The good news is that there are a small number of breeders in America who are still trying to preserve a resource of Straight Crabbet Arabians and are doing so with some very nice horses. Standards vary, as in any bloodline group, with some plain heads and rough couplings in evidence but good temperament and athleticism is pretty standard with more than enough exotic heads and smooth bodies to offer a positive future. On the whole, limbs, length of shoulder and movement are better than the norm that is accepted in the show ring these days with long ground covering strides on offer instead of the stylized, but not particularly functional, high knee action which is becoming fashionable now in Europe.
I thoroughly enjoyed my mini Crabbet tour and left for England feeling encouraged that the Crabbet Arabian still has a future in North America in its most concentrated form. I saw some outstanding horses that anyone would be proud to own and much evidence of the characteristics of style, movement and rideability for which these classic bloodlines have always been known.
From Anne Brown of Gadebrook Stud, Summer 1998.
Some good news from the other side of the Atlantic! At just four and 15.1hh, my bay straight Crabbet stallion HACHIM has passed the British National Stallion Association’s stiff Performance Test, and is the youngest Arab ever to win the Arab Horse Society’s coveted Premium. Our president, Christina Roebuck, was one of the judges. Another judge was Jenny Lauriston-Clark, the Olympic medalist and world-class dressage champion.
It was a grueling two days, involving: a dressage test, after which Hachim was ridden and jumped by the judge (the first time anyone else had ever been on his back!); an in-hand conformation and movement exam by three Arab judges; rider-less loose schooling; then a complex 36″ show jump course of doubles and trebles; a two-mile cross country course; and a final tough vetting.
Just as well his owner’s heart wasn’t checked – I’d never have passed! All credit to his trainer Paul Nunn who had only three months to back him, get him fit, and teach him dressage, jumping and loose schooling. Credit also goes to Jackie Pringle, his groom.
Also congratulations to Sheri Stewart of Vancouver, Canada, who owns Hachim’s 10-year-old 16hh grey brother MAGIC DOMINO (straight Crabbet and also bred here at Gadebrook Stud). Last year, Magic Domino was the first Arab ever to become the Canadian National Sport Horse Champion.
After giving me four filly foals, Hachim will stand at public stud for the first time in 1999 to the best six mares. The owners will all receive monetary premium from the Arab Horse Society on registration of the resulting foals.
Last Updated: September 18th, 2019
** All of the articles included in the re-launched Crabbet.com site from the original website, Georgia Cheer, Silver Monarch publishing, and The Crabbet Influence magazine are shared here with permission of Georgia Cheer given May 16, 2012. **
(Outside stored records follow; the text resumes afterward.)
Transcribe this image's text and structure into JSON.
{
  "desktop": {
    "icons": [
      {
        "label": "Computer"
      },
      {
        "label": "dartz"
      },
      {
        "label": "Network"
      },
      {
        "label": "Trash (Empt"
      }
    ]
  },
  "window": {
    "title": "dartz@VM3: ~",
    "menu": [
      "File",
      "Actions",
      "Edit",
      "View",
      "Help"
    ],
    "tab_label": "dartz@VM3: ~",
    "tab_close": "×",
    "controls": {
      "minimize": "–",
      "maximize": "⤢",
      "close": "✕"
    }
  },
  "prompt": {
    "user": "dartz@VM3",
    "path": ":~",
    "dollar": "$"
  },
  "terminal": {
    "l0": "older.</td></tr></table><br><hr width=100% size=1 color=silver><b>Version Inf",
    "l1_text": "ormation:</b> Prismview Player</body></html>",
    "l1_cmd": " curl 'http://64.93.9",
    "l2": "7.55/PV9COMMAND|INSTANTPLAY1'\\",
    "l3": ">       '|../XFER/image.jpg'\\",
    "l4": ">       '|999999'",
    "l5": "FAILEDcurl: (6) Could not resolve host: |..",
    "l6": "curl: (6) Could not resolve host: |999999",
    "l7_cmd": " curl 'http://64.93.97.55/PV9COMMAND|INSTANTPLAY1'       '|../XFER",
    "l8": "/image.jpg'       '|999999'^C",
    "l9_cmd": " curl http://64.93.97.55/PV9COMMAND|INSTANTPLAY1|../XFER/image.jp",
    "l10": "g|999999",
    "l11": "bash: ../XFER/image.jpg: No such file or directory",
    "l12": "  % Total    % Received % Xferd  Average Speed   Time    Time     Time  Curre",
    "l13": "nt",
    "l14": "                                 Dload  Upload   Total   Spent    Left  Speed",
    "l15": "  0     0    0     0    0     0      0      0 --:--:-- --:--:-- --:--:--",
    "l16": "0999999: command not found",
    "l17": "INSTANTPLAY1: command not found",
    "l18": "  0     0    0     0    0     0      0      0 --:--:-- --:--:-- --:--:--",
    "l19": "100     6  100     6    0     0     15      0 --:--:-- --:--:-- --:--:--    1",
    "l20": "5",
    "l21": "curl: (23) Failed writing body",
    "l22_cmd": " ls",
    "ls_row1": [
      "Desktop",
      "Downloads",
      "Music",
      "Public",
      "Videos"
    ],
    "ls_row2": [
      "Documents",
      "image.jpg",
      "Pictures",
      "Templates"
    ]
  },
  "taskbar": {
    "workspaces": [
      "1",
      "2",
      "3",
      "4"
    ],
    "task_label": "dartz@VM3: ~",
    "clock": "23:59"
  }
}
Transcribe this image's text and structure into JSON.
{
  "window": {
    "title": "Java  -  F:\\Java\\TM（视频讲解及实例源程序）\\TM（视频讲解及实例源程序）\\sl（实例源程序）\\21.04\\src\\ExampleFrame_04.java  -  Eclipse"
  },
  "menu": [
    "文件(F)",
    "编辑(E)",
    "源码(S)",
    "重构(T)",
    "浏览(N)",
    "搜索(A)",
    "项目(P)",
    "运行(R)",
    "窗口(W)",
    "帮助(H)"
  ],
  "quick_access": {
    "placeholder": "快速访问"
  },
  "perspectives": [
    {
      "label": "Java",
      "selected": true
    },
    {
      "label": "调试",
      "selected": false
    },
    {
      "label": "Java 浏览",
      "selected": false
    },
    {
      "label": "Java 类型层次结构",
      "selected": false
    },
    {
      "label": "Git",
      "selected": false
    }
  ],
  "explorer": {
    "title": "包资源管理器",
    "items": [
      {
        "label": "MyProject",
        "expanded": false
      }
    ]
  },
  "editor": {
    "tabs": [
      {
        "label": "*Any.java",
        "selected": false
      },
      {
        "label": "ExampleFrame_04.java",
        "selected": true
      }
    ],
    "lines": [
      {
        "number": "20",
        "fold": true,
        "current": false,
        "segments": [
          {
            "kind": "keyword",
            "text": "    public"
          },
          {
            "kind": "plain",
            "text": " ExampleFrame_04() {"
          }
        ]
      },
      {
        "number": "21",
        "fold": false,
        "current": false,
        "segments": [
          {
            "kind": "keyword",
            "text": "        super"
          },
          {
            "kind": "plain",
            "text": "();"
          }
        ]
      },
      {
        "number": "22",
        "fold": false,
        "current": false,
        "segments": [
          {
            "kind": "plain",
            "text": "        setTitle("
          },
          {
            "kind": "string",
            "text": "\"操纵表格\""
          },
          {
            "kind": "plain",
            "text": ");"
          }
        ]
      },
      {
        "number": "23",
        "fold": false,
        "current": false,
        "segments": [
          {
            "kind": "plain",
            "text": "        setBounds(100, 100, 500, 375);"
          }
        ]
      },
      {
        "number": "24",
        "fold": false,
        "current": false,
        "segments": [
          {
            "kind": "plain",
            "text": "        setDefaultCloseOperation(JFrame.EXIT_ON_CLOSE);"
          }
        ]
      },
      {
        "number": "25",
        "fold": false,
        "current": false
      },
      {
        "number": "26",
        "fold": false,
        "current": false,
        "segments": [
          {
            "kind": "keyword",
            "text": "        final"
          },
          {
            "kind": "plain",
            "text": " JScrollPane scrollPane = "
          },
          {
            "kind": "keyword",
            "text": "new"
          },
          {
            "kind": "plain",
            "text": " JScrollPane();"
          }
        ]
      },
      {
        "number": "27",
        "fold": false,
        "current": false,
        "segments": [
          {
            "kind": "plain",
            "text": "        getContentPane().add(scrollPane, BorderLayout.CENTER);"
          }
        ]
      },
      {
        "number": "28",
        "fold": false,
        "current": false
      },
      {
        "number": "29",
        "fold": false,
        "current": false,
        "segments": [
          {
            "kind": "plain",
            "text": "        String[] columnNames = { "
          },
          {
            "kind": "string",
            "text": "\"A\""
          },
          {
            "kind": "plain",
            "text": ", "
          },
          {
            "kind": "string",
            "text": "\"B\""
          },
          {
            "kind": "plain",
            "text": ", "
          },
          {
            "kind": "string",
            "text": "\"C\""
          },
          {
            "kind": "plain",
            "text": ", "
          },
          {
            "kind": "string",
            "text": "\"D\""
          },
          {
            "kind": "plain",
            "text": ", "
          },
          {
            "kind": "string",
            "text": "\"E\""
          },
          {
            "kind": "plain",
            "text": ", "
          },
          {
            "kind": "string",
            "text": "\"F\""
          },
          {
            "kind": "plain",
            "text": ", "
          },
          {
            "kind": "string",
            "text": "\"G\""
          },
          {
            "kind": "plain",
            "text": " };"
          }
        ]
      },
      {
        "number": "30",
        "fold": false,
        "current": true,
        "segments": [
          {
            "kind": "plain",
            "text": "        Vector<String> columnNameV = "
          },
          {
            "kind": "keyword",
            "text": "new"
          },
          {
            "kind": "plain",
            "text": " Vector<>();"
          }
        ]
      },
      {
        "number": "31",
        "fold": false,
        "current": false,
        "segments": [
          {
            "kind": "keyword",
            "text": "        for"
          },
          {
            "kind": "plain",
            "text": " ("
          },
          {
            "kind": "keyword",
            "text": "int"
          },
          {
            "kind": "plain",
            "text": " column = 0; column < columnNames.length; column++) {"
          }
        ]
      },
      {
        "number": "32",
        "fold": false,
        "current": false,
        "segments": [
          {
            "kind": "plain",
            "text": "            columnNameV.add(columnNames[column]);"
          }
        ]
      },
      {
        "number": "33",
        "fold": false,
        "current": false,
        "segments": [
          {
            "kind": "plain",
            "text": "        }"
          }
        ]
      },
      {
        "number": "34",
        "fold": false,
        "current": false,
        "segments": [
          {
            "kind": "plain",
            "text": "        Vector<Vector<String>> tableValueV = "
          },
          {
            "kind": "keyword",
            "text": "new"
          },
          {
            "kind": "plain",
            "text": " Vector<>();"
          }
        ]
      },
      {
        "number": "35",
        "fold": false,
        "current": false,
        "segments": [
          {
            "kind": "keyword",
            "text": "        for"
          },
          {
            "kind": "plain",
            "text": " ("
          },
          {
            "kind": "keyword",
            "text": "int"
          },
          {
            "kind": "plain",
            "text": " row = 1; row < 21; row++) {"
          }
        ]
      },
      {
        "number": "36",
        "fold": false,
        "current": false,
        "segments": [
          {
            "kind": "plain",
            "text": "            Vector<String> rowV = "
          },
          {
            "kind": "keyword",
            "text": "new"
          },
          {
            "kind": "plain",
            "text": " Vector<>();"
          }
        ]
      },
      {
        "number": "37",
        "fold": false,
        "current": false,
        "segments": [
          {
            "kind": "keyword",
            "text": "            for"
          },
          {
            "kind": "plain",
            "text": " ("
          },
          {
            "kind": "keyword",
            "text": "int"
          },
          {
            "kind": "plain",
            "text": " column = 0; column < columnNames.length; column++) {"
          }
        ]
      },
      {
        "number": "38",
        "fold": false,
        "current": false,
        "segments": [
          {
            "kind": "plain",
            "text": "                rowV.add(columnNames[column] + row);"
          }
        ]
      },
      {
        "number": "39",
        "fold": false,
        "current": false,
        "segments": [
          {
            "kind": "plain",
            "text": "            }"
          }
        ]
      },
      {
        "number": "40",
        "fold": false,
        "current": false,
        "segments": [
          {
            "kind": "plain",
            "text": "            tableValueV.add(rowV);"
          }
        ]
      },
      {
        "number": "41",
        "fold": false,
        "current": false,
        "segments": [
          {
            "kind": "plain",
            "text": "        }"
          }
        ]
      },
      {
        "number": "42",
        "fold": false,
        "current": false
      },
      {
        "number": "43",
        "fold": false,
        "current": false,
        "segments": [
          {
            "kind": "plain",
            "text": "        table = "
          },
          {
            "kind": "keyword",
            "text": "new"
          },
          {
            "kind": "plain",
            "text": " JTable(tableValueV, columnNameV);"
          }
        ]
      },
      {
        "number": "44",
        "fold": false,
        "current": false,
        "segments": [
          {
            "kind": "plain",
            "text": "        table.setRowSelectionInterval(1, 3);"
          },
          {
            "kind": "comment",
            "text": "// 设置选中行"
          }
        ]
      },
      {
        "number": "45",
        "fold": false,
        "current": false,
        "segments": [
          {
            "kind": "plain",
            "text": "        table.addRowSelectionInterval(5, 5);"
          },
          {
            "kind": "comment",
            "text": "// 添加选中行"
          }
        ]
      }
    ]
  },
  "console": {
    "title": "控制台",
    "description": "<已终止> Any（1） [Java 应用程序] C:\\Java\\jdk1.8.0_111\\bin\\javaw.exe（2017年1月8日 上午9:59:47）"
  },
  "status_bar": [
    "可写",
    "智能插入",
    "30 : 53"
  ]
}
**All of the articles included in the re-launched Crabbet.com site from the original website, Georgia Cheer, Silver Monarch Publishing and The Crabbet Influence magazine are shared here with permission of Georgia Cheer given May 16, 2012.**